[Element data from apps and pages]
::::

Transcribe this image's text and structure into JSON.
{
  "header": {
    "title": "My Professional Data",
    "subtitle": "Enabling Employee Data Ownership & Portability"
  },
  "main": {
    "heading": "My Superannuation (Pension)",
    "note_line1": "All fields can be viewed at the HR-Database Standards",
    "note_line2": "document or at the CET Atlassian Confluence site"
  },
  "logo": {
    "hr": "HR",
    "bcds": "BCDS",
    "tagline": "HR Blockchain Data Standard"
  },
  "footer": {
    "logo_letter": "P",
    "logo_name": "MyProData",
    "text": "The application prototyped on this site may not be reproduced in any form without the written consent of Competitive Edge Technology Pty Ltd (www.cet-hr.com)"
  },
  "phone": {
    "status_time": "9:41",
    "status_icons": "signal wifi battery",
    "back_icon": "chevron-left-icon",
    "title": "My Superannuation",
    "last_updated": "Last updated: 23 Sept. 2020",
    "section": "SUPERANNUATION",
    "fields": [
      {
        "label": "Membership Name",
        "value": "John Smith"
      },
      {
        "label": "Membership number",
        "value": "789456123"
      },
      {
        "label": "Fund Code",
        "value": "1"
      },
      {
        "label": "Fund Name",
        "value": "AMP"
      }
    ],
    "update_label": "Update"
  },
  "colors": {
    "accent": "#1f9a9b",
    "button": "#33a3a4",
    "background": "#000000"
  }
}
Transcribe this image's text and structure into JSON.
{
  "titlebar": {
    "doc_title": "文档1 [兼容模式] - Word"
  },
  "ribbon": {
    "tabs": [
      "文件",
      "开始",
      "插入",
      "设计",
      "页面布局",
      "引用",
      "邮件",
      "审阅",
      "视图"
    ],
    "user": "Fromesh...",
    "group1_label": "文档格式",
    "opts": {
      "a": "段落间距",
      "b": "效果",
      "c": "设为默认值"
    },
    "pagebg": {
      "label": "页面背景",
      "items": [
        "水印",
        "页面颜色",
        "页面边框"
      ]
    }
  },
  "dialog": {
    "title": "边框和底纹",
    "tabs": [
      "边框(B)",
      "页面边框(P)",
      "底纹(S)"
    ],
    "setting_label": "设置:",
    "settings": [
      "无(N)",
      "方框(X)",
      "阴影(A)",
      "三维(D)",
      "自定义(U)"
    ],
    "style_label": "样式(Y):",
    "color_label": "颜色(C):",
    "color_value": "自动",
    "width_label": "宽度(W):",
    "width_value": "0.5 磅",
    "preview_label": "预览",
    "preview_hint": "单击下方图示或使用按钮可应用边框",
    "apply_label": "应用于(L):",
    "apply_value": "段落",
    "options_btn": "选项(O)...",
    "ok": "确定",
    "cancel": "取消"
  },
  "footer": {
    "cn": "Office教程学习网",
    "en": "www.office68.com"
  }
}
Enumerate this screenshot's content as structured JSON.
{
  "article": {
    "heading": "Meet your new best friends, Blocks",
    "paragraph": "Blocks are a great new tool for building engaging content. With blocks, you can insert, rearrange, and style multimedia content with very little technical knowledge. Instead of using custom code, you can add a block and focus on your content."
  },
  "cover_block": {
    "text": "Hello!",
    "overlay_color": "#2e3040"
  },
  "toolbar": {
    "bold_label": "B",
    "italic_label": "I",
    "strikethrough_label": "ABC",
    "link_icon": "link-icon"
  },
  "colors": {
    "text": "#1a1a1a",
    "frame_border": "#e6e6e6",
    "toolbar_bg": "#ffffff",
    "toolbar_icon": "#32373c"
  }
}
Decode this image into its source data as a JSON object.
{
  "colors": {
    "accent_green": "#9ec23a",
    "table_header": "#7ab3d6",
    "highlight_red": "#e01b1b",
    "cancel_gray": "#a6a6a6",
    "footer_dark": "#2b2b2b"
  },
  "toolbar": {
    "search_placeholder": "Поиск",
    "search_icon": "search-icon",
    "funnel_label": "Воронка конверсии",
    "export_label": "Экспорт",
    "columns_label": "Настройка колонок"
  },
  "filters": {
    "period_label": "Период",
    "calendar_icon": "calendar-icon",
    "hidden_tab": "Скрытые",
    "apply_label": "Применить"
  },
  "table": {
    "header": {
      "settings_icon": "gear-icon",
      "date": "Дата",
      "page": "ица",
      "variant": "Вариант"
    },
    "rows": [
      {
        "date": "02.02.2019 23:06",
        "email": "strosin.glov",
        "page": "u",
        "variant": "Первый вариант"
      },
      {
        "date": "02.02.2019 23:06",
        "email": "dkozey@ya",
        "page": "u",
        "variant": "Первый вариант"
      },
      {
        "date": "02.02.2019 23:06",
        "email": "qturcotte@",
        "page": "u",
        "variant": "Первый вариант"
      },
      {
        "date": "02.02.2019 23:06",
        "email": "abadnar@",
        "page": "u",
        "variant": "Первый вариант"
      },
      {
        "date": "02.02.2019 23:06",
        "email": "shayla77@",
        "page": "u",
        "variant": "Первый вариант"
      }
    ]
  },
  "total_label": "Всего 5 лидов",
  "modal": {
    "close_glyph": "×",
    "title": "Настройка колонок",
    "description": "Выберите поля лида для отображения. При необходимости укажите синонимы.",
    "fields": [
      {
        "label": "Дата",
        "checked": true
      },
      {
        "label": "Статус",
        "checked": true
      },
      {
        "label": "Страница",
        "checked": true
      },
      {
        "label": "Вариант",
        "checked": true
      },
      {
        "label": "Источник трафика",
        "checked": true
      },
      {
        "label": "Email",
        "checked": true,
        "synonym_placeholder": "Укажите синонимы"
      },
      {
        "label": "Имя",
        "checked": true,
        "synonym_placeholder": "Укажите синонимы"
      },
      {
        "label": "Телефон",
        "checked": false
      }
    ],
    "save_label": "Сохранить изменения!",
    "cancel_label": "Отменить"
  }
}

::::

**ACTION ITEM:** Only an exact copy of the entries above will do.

**EXERCISE RESPONSE:**
Transcribe this image's text and structure into JSON.
{
  "header": {
    "title": "My Professional Data",
    "subtitle": "Enabling Employee Data Ownership & Portability"
  },
  "main": {
    "heading": "My Superannuation (Pension)",
    "note_line1": "All fields can be viewed at the HR-Database Standards",
    "note_line2": "document or at the CET Atlassian Confluence site"
  },
  "logo": {
    "hr": "HR",
    "bcds": "BCDS",
    "tagline": "HR Blockchain Data Standard"
  },
  "footer": {
    "logo_letter": "P",
    "logo_name": "MyProData",
    "text": "The application prototyped on this site may not be reproduced in any form without the written consent of Competitive Edge Technology Pty Ltd (www.cet-hr.com)"
  },
  "phone": {
    "status_time": "9:41",
    "status_icons": "signal wifi battery",
    "back_icon": "chevron-left-icon",
    "title": "My Superannuation",
    "last_updated": "Last updated: 23 Sept. 2020",
    "section": "SUPERANNUATION",
    "fields": [
      {
        "label": "Membership Name",
        "value": "John Smith"
      },
      {
        "label": "Membership number",
        "value": "789456123"
      },
      {
        "label": "Fund Code",
        "value": "1"
      },
      {
        "label": "Fund Name",
        "value": "AMP"
      }
    ],
    "update_label": "Update"
  },
  "colors": {
    "accent": "#1f9a9b",
    "button": "#33a3a4",
    "background": "#000000"
  }
}
Transcribe this image's text and structure into JSON.
{
  "titlebar": {
    "doc_title": "文档1 [兼容模式] - Word"
  },
  "ribbon": {
    "tabs": [
      "文件",
      "开始",
      "插入",
      "设计",
      "页面布局",
      "引用",
      "邮件",
      "审阅",
      "视图"
    ],
    "user": "Fromesh...",
    "group1_label": "文档格式",
    "opts": {
      "a": "段落间距",
      "b": "效果",
      "c": "设为默认值"
    },
    "pagebg": {
      "label": "页面背景",
      "items": [
        "水印",
        "页面颜色",
        "页面边框"
      ]
    }
  },
  "dialog": {
    "title": "边框和底纹",
    "tabs": [
      "边框(B)",
      "页面边框(P)",
      "底纹(S)"
    ],
    "setting_label": "设置:",
    "settings": [
      "无(N)",
      "方框(X)",
      "阴影(A)",
      "三维(D)",
      "自定义(U)"
    ],
    "style_label": "样式(Y):",
    "color_label": "颜色(C):",
    "color_value": "自动",
    "width_label": "宽度(W):",
    "width_value": "0.5 磅",
    "preview_label": "预览",
    "preview_hint": "单击下方图示或使用按钮可应用边框",
    "apply_label": "应用于(L):",
    "apply_value": "段落",
    "options_btn": "选项(O)...",
    "ok": "确定",
    "cancel": "取消"
  },
  "footer": {
    "cn": "Office教程学习网",
    "en": "www.office68.com"
  }
}
Enumerate this screenshot's content as structured JSON.
{
  "article": {
    "heading": "Meet your new best friends, Blocks",
    "paragraph": "Blocks are a great new tool for building engaging content. With blocks, you can insert, rearrange, and style multimedia content with very little technical knowledge. Instead of using custom code, you can add a block and focus on your content."
  },
  "cover_block": {
    "text": "Hello!",
    "overlay_color": "#2e3040"
  },
  "toolbar": {
    "bold_label": "B",
    "italic_label": "I",
    "strikethrough_label": "ABC",
    "link_icon": "link-icon"
  },
  "colors": {
    "text": "#1a1a1a",
    "frame_border": "#e6e6e6",
    "toolbar_bg": "#ffffff",
    "toolbar_icon": "#32373c"
  }
}
Decode this image into its source data as a JSON object.
{
  "colors": {
    "accent_green": "#9ec23a",
    "table_header": "#7ab3d6",
    "highlight_red": "#e01b1b",
    "cancel_gray": "#a6a6a6",
    "footer_dark": "#2b2b2b"
  },
  "toolbar": {
    "search_placeholder": "Поиск",
    "search_icon": "search-icon",
    "funnel_label": "Воронка конверсии",
    "export_label": "Экспорт",
    "columns_label": "Настройка колонок"
  },
  "filters": {
    "period_label": "Период",
    "calendar_icon": "calendar-icon",
    "hidden_tab": "Скрытые",
    "apply_label": "Применить"
  },
  "table": {
    "header": {
      "settings_icon": "gear-icon",
      "date": "Дата",
      "page": "ица",
      "variant": "Вариант"
    },
    "rows": [
      {
        "date": "02.02.2019 23:06",
        "email": "strosin.glov",
        "page": "u",
        "variant": "Первый вариант"
      },
      {
        "date": "02.02.2019 23:06",
        "email": "dkozey@ya",
        "page": "u",
        "variant": "Первый вариант"
      },
      {
        "date": "02.02.2019 23:06",
        "email": "qturcotte@",
        "page": "u",
        "variant": "Первый вариант"
      },
      {
        "date": "02.02.2019 23:06",
        "email": "abadnar@",
        "page": "u",
        "variant": "Первый вариант"
      },
      {
        "date": "02.02.2019 23:06",
        "email": "shayla77@",
        "page": "u",
        "variant": "Первый вариант"
      }
    ]
  },
  "total_label": "Всего 5 лидов",
  "modal": {
    "close_glyph": "×",
    "title": "Настройка колонок",
    "description": "Выберите поля лида для отображения. При необходимости укажите синонимы.",
    "fields": [
      {
        "label": "Дата",
        "checked": true
      },
      {
        "label": "Статус",
        "checked": true
      },
      {
        "label": "Страница",
        "checked": true
      },
      {
        "label": "Вариант",
        "checked": true
      },
      {
        "label": "Источник трафика",
        "checked": true
      },
      {
        "label": "Email",
        "checked": true,
        "synonym_placeholder": "Укажите синонимы"
      },
      {
        "label": "Имя",
        "checked": true,
        "synonym_placeholder": "Укажите синонимы"
      },
      {
        "label": "Телефон",
        "checked": false
      }
    ],
    "save_label": "Сохранить изменения!",
    "cancel_label": "Отменить"
  }
}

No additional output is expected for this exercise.